Website and app data records:
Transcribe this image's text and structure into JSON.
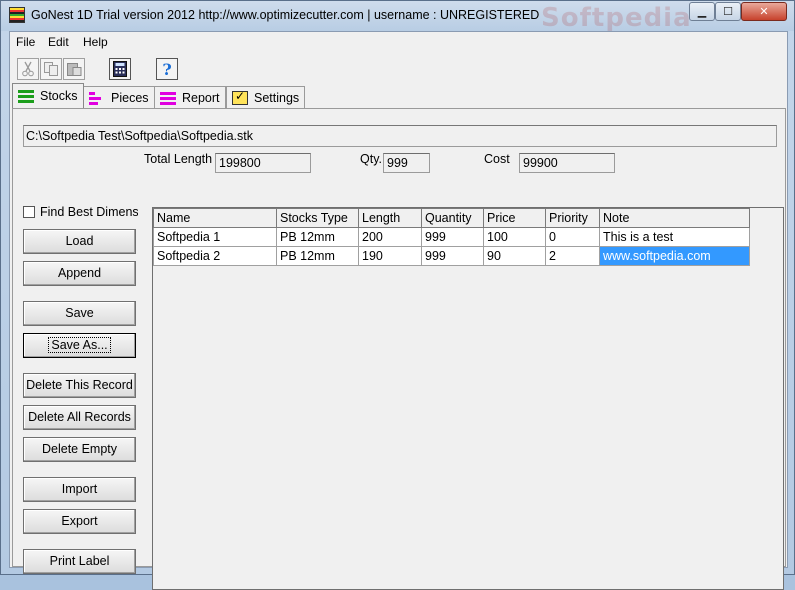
{
  "window": {
    "title": "GoNest 1D Trial version  2012  http://www.optimizecutter.com | username : UNREGISTERED",
    "watermark": "Softpedia",
    "min_glyph": "▁",
    "max_glyph": "☐",
    "close_glyph": "✕"
  },
  "menu": [
    "File",
    "Edit",
    "Help"
  ],
  "toolbar": {
    "buttons": [
      "cut-icon",
      "copy-icon",
      "paste-icon",
      "calculator-icon",
      "help-icon"
    ],
    "help_glyph": "?"
  },
  "tabs": [
    {
      "label": "Stocks",
      "icon": "stocks-icon",
      "active": true
    },
    {
      "label": "Pieces",
      "icon": "pieces-icon",
      "active": false
    },
    {
      "label": "Report",
      "icon": "report-icon",
      "active": false
    },
    {
      "label": "Settings",
      "icon": "settings-icon",
      "active": false
    }
  ],
  "stocks": {
    "file_path": "C:\\Softpedia Test\\Softpedia\\Softpedia.stk",
    "total_length_label": "Total Length",
    "total_length_value": "199800",
    "qty_label": "Qty.",
    "qty_value": "999",
    "cost_label": "Cost",
    "cost_value": "99900",
    "find_best_label": "Find Best Dimensions",
    "buttons": {
      "load": "Load",
      "append": "Append",
      "save": "Save",
      "save_as": "Save As...",
      "delete_record": "Delete This Record",
      "delete_all": "Delete All Records",
      "delete_empty": "Delete Empty",
      "import": "Import",
      "export": "Export",
      "print_label": "Print Label"
    }
  },
  "table": {
    "columns": [
      "Name",
      "Stocks Type",
      "Length",
      "Quantity",
      "Price",
      "Priority",
      "Note"
    ],
    "rows": [
      [
        "Softpedia 1",
        "PB  12mm",
        "200",
        "999",
        "100",
        "0",
        "This is a test"
      ],
      [
        "Softpedia 2",
        "PB  12mm",
        "190",
        "999",
        "90",
        "2",
        "www.softpedia.com"
      ]
    ],
    "selected_cell": {
      "row": 1,
      "col": 6
    }
  }
}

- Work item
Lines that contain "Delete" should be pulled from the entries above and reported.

- Solution to the problem
      "delete_record": "Delete This Record",
      "delete_all": "Delete All Records",
      "delete_empty": "Delete Empty",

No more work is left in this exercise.